╭──
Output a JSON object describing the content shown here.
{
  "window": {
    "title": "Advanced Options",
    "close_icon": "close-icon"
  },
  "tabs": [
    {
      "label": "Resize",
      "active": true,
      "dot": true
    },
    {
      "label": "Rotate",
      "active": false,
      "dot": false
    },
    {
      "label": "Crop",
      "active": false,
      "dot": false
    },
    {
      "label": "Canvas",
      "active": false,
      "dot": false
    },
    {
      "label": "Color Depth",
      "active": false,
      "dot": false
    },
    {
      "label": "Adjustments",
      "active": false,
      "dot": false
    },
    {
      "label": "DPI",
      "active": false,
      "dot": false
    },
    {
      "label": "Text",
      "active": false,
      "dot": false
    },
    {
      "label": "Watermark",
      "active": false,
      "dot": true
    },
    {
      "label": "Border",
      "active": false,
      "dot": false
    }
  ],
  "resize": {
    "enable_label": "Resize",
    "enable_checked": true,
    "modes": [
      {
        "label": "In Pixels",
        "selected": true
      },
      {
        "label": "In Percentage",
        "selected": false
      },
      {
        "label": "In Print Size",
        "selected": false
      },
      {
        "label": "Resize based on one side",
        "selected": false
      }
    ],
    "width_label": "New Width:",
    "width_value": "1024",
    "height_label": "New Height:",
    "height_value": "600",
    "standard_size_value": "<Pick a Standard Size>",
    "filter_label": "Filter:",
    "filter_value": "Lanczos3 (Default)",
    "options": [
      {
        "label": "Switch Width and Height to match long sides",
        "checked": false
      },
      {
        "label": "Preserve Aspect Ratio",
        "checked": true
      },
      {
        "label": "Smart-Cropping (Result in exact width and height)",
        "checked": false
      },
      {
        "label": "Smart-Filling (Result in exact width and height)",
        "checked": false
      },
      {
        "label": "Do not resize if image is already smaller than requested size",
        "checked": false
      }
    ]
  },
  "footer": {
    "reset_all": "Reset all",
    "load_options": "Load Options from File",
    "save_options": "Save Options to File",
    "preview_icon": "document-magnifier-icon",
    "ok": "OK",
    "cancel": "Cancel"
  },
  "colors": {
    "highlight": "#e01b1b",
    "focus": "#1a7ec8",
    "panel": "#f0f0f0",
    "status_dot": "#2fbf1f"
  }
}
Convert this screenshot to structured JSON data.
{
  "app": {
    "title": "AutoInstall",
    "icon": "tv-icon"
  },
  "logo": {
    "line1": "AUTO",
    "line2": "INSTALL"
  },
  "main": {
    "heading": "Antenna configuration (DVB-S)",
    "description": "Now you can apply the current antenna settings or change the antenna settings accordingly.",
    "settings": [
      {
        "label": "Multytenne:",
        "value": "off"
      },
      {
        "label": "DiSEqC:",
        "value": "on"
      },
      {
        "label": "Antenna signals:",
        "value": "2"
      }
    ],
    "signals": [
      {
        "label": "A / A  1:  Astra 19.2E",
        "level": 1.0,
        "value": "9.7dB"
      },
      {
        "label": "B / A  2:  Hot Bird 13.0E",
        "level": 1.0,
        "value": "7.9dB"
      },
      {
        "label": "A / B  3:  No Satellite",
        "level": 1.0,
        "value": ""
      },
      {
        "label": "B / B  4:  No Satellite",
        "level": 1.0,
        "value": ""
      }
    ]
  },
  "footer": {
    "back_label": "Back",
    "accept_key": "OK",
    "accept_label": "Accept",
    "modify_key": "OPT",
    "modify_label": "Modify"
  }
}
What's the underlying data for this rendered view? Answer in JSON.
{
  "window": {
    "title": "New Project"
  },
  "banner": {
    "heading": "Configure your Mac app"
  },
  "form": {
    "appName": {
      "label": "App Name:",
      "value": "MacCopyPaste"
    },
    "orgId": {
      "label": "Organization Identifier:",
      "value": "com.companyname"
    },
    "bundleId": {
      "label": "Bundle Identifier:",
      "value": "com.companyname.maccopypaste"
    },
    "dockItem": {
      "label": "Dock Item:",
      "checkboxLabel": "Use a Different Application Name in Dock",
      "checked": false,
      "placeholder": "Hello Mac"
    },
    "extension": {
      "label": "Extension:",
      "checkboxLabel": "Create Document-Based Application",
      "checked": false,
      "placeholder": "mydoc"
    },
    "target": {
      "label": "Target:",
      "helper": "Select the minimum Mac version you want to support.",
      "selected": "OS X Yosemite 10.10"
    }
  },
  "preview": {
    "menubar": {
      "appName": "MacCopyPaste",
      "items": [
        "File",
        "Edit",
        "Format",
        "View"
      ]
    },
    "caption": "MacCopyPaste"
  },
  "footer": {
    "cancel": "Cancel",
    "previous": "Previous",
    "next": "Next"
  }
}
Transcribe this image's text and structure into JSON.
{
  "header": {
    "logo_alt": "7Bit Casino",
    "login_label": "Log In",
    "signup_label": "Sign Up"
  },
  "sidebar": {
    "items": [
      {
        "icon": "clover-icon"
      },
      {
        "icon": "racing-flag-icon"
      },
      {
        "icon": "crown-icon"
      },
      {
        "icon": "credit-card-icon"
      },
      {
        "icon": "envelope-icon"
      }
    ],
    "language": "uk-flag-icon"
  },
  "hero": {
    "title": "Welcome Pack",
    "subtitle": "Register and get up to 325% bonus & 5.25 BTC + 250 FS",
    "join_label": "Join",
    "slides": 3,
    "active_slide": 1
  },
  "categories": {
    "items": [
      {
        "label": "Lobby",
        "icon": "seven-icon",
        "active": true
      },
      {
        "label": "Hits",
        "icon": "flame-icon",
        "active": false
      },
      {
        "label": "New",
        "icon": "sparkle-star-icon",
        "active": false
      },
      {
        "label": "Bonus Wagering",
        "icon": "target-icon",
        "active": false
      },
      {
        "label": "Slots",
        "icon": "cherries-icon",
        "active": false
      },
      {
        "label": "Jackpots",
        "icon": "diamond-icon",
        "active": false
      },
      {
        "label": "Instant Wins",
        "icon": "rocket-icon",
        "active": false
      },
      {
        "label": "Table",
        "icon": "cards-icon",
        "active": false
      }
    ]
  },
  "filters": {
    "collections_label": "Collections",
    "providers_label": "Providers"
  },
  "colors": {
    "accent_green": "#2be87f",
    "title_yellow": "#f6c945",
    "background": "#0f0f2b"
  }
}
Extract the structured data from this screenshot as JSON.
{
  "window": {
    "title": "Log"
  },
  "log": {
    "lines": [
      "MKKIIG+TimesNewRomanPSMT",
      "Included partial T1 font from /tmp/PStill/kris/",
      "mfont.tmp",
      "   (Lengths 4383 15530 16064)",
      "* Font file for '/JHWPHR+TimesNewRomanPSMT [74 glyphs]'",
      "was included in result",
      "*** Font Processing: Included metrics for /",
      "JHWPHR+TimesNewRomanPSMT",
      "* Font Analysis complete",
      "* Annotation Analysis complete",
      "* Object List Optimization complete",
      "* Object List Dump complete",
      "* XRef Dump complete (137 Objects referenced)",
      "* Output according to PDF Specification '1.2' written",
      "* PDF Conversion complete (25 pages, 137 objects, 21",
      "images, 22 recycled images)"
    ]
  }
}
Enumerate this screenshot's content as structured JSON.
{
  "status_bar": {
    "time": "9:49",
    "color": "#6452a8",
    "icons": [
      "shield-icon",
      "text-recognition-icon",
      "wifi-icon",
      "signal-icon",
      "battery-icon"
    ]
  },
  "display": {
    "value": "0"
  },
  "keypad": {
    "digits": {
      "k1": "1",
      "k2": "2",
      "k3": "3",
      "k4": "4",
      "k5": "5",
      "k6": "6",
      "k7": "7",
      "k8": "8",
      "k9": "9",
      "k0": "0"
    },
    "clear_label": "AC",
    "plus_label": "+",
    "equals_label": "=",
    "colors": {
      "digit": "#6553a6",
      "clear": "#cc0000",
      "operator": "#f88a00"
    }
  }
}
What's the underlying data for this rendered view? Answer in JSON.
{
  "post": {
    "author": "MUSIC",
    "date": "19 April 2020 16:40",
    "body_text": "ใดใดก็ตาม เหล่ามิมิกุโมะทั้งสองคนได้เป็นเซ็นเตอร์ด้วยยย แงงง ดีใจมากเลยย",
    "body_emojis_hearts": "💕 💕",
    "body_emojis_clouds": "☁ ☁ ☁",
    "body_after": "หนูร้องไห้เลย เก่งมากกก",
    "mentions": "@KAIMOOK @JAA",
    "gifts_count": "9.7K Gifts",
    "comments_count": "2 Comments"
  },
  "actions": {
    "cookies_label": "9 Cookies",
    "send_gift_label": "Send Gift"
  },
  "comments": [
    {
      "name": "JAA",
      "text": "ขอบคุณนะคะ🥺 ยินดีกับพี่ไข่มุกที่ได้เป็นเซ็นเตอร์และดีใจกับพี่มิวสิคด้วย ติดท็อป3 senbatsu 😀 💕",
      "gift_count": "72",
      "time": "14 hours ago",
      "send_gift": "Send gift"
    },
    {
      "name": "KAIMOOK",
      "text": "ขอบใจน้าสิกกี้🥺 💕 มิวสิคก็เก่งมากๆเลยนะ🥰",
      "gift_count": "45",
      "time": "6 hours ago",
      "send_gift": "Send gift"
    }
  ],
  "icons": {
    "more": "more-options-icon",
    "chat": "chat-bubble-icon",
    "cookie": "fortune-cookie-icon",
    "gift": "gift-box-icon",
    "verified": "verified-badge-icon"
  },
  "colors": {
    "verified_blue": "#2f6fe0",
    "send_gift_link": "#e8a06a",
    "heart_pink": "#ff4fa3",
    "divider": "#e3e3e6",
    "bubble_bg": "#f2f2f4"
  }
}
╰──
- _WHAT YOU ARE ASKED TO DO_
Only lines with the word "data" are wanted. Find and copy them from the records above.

- _OUTPUT_
Convert this screenshot to structured JSON data.
What's the underlying data for this rendered view? Answer in JSON.
Extract the structured data from this screenshot as JSON.
What's the underlying data for this rendered view? Answer in JSON.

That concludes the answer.